If you have questions about protected leave, please reach out the Protected Leave Officers at firstname.lastname@example.org or 541-737-5946. They are available to consult with you regarding your questions and concerns in navigating protected leave programs with your employees. Please review the notices they send regarding leave eligibility and designation. These notices include information including dates of designated leave and supervisor action steps. Please help to ensure your employee is accurately paid while on leave. You can assist with this by reviewing the employee’s timesheet to ensure the employee is accurately recording FMLA/OFLA leave usage. Approving the timesheet in a timely manner each month is key for timely/accurate pay as well. If you have timesheet questions, please reach out to email@example.com or 541-737-5946 for assistance from the Protected Leave Officers.
Remember to Check In During the Leave

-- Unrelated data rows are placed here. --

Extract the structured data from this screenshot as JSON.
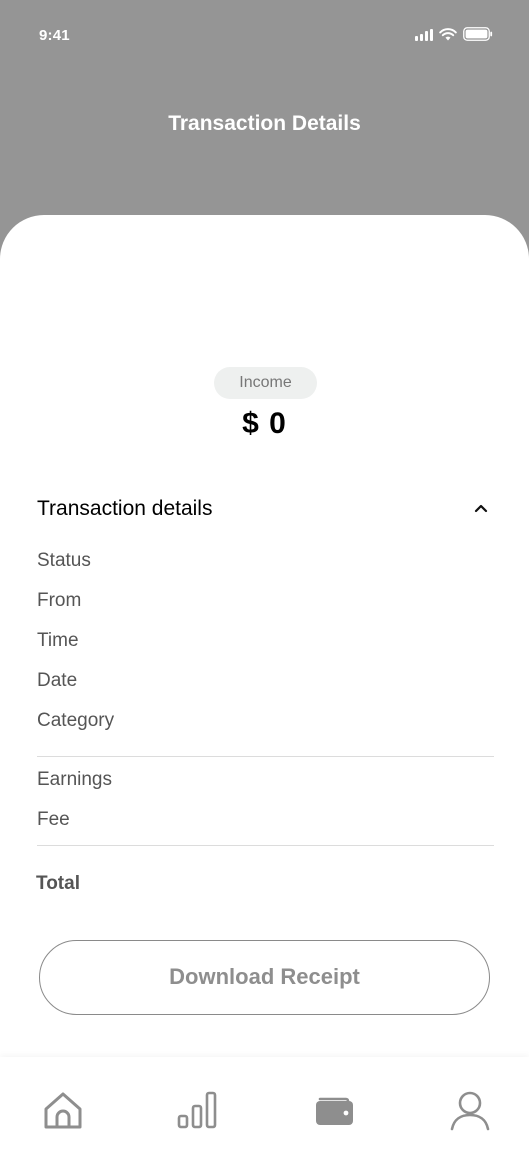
{
  "status_bar": {
    "time": "9:41"
  },
  "header": {
    "title": "Transaction Details"
  },
  "transaction": {
    "type": "Income",
    "amount": "$ 0"
  },
  "details": {
    "section_title": "Transaction details",
    "fields": [
      "Status",
      "From",
      "Time",
      "Date",
      "Category"
    ],
    "amounts": [
      "Earnings",
      "Fee"
    ],
    "total_label": "Total"
  },
  "actions": {
    "download_label": "Download Receipt"
  },
  "bottom_nav": {
    "items": [
      {
        "icon": "home-icon"
      },
      {
        "icon": "bar-chart-icon"
      },
      {
        "icon": "wallet-icon",
        "active": true
      },
      {
        "icon": "profile-icon"
      }
    ]
  }
}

During a typical week, managers meet with their teams for check-ins. Similarly, plan to check in periodically with your team member on leave. Create an individualized schedule that works for you and the team member before they go out on leave if possible. A good starting point is checking in on a monthly basis, but of course this depends on the length of the leave. Keeping up even occasional communication will help your team member feel valued and engaged when they are out of the office, and it demonstrates your confidence in and support of their work. You can talk with your employee to find the method of communication that best suits them, whether it’s quick emails or phone calls.
It is important to maintain the privacy of employee by not asking for details about the health condition or leave reason in your check in communications. Also, refrain from sharing details of their leave with other employees.
Please update the FMLA office if you are notified of a change in employee’s need for leave or if an employee asks you about extending their leave at firstname.lastname@example.org.
Employees on intermittent leave are expected to perform the duties of their position when they are at work. This can be a more complex type of protected leave to navigate. It is okay to request that employees follow normal call-in requirements and procedures while on intermittent leave. Clarify with the employee if the absences are related to the protected leave or for another reason if this is not clear on their timesheet.
Reach Out Right Before Their Return
You may have completed a check-in or two with your employee while they were out on leave. Even more important than a brief check-in is the communication right before the staff member returns to the office. It is important to ask about how they would like their return approached. Sometimes the employee might want to return without a lot of fanfare. It is important to honor privacy in terms of what the staff member wants to divulge. An example of a return announcement might be: “Amara will be back in the office on May 6.” It’s simple, but it gets the job done.
Think Through the Details of Their Return
Consider how you can create meaningful touchpoints that create a welcoming experience. For instance, you might stop by to welcome them back after they get settled the first day. Let them know you have a meeting scheduled mid-morning to update them on project status, work transition plans and information they might have missed when they were out. Focus on providing background on projects and results. Take time to answer questions they may have. This extra time and effort will help the staff member get oriented and set them up for success to step back into their role. Schedule time for check-ins the first few weeks of their return to ensure communication during the transition. A short transition period is normal.
Employees are expected to complete the essential functions of their position upon their return unless there are accommodations in place with the Office of Equal Opportunity and Access (EOA). Restrictions on work duties are not protected by leave laws. If there are work restrictions and requested accommodations you will be contacted by EOA about this. If an employee mentions restrictions or you have concerns that the employee is not able to complete the essential functions of their job please reach out to email@example.com or EOA. Supervisors can consult with their department’s HR Strategic Partner if they would like assistance navigating the employee’s return to work in terms of team dynamics, work assignments or performance concerns.
Additional Supervisor Resources: